◆ What to work on ◆
How many lines below contain the string "output"? Reply with the figure and no further words.

◆ Source records ◆
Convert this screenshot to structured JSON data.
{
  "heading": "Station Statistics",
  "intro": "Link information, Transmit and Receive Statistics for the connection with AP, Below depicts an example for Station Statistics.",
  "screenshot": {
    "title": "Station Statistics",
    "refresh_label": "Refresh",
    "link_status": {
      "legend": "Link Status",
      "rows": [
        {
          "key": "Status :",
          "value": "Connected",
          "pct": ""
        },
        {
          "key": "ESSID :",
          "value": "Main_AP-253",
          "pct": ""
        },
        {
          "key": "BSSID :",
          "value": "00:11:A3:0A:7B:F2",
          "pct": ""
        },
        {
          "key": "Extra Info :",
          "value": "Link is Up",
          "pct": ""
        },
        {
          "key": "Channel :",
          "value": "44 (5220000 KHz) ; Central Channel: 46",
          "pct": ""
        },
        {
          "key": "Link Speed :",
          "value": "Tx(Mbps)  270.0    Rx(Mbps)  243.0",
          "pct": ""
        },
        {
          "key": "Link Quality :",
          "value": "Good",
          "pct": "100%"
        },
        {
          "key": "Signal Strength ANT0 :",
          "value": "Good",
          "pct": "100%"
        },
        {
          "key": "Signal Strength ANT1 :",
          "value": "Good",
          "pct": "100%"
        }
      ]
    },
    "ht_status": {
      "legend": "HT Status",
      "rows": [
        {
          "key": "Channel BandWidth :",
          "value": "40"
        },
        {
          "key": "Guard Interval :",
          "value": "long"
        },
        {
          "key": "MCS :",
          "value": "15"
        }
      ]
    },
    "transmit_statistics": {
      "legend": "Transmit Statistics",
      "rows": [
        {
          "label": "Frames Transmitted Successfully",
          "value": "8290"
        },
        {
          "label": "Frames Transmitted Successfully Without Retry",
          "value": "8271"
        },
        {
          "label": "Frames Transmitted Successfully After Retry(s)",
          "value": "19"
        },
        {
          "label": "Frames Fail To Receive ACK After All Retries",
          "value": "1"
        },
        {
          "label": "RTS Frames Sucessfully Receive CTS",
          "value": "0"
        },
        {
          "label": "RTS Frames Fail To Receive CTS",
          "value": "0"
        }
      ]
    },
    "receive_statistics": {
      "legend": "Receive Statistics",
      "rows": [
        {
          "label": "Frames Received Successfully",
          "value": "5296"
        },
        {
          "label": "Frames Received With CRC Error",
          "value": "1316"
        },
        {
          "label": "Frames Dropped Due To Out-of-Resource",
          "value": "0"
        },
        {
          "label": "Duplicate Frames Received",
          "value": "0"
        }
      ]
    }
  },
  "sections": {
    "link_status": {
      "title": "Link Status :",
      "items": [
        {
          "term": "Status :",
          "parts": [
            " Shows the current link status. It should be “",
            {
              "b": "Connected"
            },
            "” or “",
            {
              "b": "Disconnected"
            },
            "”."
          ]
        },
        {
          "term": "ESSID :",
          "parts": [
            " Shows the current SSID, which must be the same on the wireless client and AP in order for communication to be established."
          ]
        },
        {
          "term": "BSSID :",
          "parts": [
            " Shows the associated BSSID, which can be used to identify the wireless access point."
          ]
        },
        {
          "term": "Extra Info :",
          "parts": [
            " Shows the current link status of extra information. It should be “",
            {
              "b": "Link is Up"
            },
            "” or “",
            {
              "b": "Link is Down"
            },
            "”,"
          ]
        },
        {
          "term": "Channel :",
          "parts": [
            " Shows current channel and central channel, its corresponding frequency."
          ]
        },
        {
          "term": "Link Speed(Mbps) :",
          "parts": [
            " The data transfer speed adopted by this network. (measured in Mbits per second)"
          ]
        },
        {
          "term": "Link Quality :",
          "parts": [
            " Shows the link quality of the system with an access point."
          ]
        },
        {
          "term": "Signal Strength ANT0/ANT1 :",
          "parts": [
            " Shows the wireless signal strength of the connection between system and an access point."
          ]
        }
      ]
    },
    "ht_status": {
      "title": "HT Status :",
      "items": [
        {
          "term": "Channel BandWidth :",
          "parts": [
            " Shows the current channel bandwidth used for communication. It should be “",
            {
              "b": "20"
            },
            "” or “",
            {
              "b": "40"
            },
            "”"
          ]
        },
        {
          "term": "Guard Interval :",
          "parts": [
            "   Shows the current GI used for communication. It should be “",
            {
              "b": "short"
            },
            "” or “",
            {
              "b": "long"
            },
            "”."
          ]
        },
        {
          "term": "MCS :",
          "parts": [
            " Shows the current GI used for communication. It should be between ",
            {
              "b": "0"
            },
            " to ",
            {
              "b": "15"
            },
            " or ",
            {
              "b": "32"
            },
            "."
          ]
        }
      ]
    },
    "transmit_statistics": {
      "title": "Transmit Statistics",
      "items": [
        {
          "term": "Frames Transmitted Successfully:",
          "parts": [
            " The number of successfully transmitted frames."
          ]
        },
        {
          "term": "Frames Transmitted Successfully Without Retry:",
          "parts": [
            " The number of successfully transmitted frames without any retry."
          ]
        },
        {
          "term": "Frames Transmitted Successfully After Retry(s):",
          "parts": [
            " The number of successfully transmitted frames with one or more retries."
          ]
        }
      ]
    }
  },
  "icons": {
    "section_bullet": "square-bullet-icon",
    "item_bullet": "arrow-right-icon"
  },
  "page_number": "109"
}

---

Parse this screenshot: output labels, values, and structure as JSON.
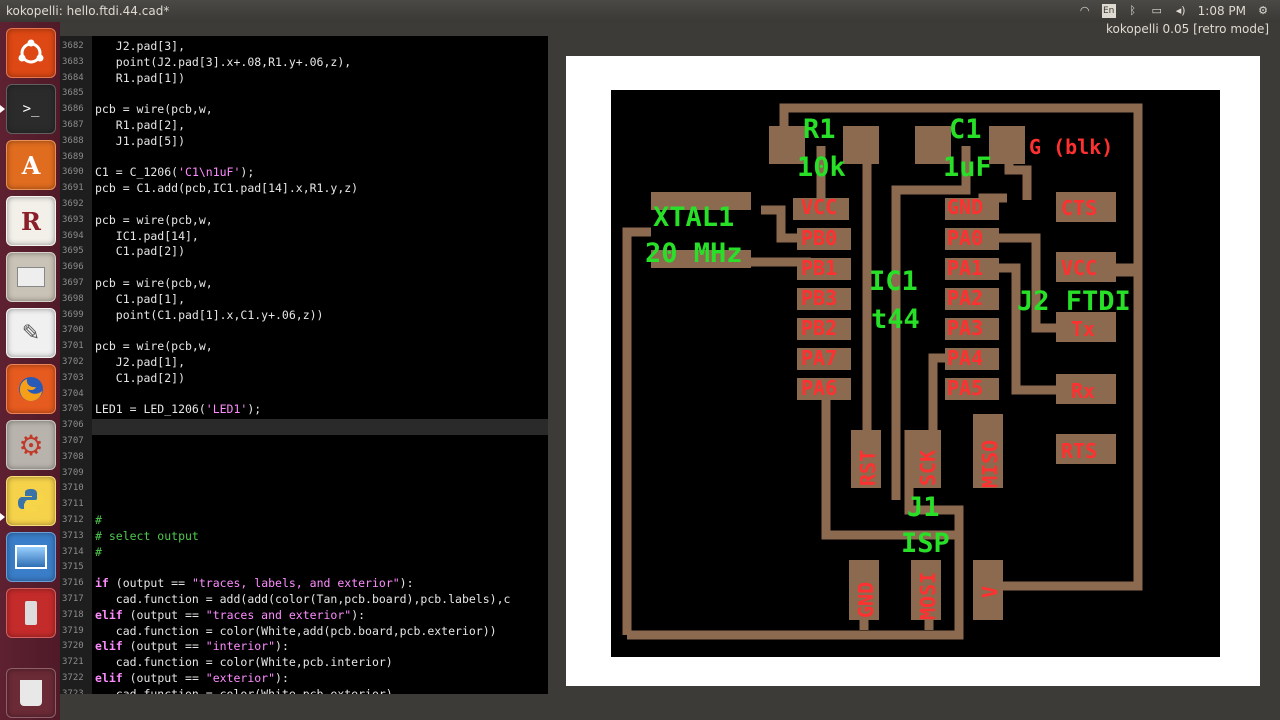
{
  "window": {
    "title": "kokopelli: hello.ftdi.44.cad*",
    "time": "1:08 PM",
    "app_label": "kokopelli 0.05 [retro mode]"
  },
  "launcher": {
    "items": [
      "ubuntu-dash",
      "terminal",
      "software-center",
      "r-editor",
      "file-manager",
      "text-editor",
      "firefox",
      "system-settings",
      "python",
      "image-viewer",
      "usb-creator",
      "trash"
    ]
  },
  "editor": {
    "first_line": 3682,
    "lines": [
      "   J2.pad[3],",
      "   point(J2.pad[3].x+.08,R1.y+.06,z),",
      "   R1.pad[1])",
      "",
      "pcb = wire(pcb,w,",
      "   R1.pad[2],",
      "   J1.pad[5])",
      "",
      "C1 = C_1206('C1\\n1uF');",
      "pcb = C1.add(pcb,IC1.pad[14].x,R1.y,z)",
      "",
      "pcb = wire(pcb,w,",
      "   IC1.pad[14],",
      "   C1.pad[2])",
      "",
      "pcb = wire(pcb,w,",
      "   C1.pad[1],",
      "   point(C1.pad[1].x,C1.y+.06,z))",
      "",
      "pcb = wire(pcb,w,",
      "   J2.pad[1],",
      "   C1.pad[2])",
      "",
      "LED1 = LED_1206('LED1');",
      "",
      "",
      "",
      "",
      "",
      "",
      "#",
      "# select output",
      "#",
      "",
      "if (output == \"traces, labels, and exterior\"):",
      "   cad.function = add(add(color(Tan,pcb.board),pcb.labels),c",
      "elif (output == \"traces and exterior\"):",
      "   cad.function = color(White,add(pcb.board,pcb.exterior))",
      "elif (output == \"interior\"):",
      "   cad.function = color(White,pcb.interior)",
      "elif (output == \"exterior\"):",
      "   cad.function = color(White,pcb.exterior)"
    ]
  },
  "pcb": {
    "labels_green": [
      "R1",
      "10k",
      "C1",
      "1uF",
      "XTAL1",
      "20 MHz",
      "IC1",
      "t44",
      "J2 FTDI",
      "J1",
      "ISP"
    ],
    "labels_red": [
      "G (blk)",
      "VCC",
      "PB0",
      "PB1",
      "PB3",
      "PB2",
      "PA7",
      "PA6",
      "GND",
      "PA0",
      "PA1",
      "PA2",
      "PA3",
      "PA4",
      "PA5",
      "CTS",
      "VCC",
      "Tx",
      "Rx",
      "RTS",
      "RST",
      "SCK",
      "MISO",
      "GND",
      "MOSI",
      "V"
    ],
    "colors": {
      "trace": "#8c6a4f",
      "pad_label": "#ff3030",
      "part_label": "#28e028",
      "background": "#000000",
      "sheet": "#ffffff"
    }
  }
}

◆ Answer to the exercise ◆
6